There are wondrous moments, some lovely performances – especially from Mom (Sally Hawkins) and Dad (Noah Taylor) – but the collection of deadpan characters, the quirkily self-conscious style, and Oliver’s constant ironic reflections on life prevent any strong emotional attachment to proceedings. Oliver may be in love, but he looks like he’s been asked to eat a bowl of cold tripe.
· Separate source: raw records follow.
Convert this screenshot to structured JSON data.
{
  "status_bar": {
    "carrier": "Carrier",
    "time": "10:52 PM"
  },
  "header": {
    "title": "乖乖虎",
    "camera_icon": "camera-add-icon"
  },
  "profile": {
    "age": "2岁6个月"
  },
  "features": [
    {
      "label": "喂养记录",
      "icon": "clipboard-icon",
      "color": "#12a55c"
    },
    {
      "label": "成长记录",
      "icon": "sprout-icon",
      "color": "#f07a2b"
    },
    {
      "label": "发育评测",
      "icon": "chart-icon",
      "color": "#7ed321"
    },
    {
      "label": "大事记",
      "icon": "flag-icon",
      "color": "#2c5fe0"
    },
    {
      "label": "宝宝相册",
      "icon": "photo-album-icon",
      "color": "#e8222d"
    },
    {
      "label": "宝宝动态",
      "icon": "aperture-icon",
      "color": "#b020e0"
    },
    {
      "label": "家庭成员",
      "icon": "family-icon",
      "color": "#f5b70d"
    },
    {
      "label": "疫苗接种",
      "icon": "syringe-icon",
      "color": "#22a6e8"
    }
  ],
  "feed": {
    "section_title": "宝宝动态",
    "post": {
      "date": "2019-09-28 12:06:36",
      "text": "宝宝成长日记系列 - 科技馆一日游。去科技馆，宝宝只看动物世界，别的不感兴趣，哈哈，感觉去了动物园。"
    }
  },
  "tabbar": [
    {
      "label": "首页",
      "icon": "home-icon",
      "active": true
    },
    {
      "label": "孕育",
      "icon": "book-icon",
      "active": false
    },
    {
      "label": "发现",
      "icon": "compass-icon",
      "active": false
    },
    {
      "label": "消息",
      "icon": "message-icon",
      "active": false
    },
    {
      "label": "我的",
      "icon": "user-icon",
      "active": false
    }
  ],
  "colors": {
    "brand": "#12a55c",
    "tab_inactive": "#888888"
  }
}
The film opens with a voice-over narration from Oliver (Craig Roberts), a device signaling the film’s origins as the novel by Joe Dunthorne. Director Ayoade brings to life this unfettered access to Oliver’s mind with some very funny flashbacks – helped by the fact that Oliver imagines his life as a movie. We learn of his hopes (to win Jordana’s heartless heart) and his fears (that his parents will separate – he’s carefully charting the number of times they have sex). And when cocky magician and old flame of Mum’s moves into the neighbourhood, his fears take a turn for the worse.
Stylistically the film is a dazzling post-modern mix of early 1980’s kitsch (teenagers without mobile phones!) and French New Wave, edited briskly in places with jump cuts, stills inserts, and home movie footage. And of course there’s the ever-present theme of water. Like Dustin Hoffman in The Graduate, Oliver’s world is fluid and unstable and he’s frequently framed through a fish tank or down at the beach. As the film’s title suggests, he imagines himself alone, underwater and operating out of sight of anyone else. It’s all plenty of fun to start with, but tires about halfway through the film, which is about that point you realize that everyone in the story is either emotional detached or emotionally constipated. The best thing to do is to sit back, relax and submerge yourself in Oliver’s witty, solipsistic, teenage world.